Unlike Collins, Fitzgerald doesn't generate as many fears about leaving for another gig. That's due mainly to the fact that he's already coaching at his alma mater and that he's a tremendous ambassador for the university, spotted leading cheers and jumping in the aisles during Collins' team's NCAA tournament games out in Salt Lake City. Plus, Fitzgerald has been a hot commodity at various points during his decade-plus tenure in Evanston and hasn't left yet. Like Collins and Duke, you'd have to feel the only thing that could draw Fitzgerald away from Northwestern would be a gig of enormous stature. The Bears?

While there are plenty of micro signals these extensions send about the two coaches and the two programs, there's one big macro effect that trumps them all: This is as big a time for Northwestern athletics as there has ever been.

Between the crescendo of successes on the court and the field, the national attention these two coaches are drawing and the shiny new facilities these coaches are getting to add to their recruiting toolboxes, it's hard to imagine a better time for both programs.

These coaches have transformed their respective programs from historic Big Ten laughing stocks to winning programs that moving forward could compete for championships in one of the toughest conferences in each of their respective sports. And that's why Collins and Fitzgerald are being rewarded Tuesday.

Northwestern running back Jeremy Larkin diagnosed with cervical stenosis, will retire immediately


Northwestern running back Jeremy Larkin diagnosed with cervical stenosis, will retire immediately

Tough news out of Evanston this morning: Northwestern announced that running back Jeremy Larkin will retire immediately after being diagnosed with cervical stenosis.
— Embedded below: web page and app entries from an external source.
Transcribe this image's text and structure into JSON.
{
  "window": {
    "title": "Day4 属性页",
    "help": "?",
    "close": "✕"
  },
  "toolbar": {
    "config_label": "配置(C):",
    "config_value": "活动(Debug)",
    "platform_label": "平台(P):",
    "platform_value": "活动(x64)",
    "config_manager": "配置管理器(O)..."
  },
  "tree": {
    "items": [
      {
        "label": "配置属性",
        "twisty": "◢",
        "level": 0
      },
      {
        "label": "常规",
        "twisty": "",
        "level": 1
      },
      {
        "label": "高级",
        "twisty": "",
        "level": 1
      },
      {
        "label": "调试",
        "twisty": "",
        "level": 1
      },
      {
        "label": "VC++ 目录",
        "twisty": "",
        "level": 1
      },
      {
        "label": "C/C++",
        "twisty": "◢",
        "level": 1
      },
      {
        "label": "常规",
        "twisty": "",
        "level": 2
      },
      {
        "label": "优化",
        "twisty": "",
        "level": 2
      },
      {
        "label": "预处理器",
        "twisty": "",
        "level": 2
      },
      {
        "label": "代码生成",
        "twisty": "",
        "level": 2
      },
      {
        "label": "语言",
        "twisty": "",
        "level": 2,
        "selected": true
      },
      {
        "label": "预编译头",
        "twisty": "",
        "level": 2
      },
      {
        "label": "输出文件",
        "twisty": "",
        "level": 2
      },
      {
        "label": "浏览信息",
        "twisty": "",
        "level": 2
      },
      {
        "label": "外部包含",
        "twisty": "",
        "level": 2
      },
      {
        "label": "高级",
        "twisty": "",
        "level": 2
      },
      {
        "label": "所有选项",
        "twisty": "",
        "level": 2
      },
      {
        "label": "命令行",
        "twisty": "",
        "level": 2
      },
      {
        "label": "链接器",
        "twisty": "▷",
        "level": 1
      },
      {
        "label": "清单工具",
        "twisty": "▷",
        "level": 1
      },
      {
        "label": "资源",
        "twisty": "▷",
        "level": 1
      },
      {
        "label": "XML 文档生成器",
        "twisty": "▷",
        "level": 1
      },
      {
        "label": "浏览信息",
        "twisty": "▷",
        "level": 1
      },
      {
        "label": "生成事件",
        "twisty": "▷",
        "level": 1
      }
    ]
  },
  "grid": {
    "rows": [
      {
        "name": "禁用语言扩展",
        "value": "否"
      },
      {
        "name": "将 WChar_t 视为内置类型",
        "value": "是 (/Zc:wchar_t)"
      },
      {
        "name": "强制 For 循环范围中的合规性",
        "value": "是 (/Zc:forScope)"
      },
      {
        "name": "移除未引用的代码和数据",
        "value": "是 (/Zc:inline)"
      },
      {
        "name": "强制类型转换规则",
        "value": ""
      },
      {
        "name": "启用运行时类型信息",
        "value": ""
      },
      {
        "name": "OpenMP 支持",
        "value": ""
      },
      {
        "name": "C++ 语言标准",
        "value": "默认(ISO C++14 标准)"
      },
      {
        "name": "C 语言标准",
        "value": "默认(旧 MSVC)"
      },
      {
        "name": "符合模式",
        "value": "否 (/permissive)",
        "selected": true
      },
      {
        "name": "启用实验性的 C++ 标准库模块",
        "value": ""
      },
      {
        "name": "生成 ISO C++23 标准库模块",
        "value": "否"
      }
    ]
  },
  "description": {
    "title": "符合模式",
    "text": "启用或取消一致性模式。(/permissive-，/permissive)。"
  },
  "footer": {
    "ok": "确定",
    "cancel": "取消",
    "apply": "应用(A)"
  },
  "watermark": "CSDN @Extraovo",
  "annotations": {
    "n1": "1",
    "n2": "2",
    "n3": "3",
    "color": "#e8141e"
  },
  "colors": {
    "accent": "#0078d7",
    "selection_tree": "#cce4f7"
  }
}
Cervical stenois is the narrowing of the spinal canal in one's neck, according to Mayo Clinic. Larkin's condition is thankfully not life-threatening, though it does prevent him from continuing to participate in the game of football. 

"Football has been a lifelong passion and it has been a process to reconcile the fact I won't be on that field again, given I've played this game since I was five years old," Larkin said.

"I'm extremely appreciative of the Northwestern sports medicine and athletic training staffs for uncovering this condition, and for my coaches and the medical staff for always putting my health first.

"I came to this University to engage at the absolute highest level on the field and in the classroom, and I'm grateful for the opportunity to continue one of those while supporting my teammates from the sideline." 

Head Coach Pat Fitzgerald called the news "heartbreaking."

"This is heartbreaking because I see every day how much Jeremy loves the game, loves his teammates, and loves to compete," Fitzgerald said in a statement. "But this is the absolute best possible outcome for him.

"The discovery of this condition allowed Jeremy and his family to make an informed decision for his long-term health and well-being. For those of us who have known Jeremy Larkin since his high school days, his future is exceptionally bright. I can't wait to see the impact he makes in our world."

Larkin is a sophomore from Cincinnati. He finishes his Northwestern career with 156 carries for 849 yards and 10 rushing touchdowns.

Former Illini champion Kevin Anderson upsets Roger Federer in Wimbledon quarterfinal


Former Illini champion Kevin Anderson upsets Roger Federer in Wimbledon quarterfinal

Former University of Illinois tennis star Kevin Anderson completed a marathon upset against an all-time great on the highest stage of professional tennis.

Anderson came back from two sets down to beat Roger Federer in Wimbledon’s quarterfinals 2-6, 6-7, 7-6, 6-4, 13-11 on Wednesday morning. He will play in the semifinals of the tournament for the first time in his career.

As a native of South Africa, Anderson played three seasons with the Fighting Illini and won the NCAA doubles championship during the 2005-06 season as a sophomore. The 32-year-old was a three-time All-American in singles at Illinois.

Now, as the eighth ranked singles player on the ATP World Tour, Anderson is a force to be reckoned with at the professional level. He made it all the way to the US Open final in 2017.

The former Illini star will look to keep his recent success going when he represents Illinois in the semifinals of Wimbledon this Friday.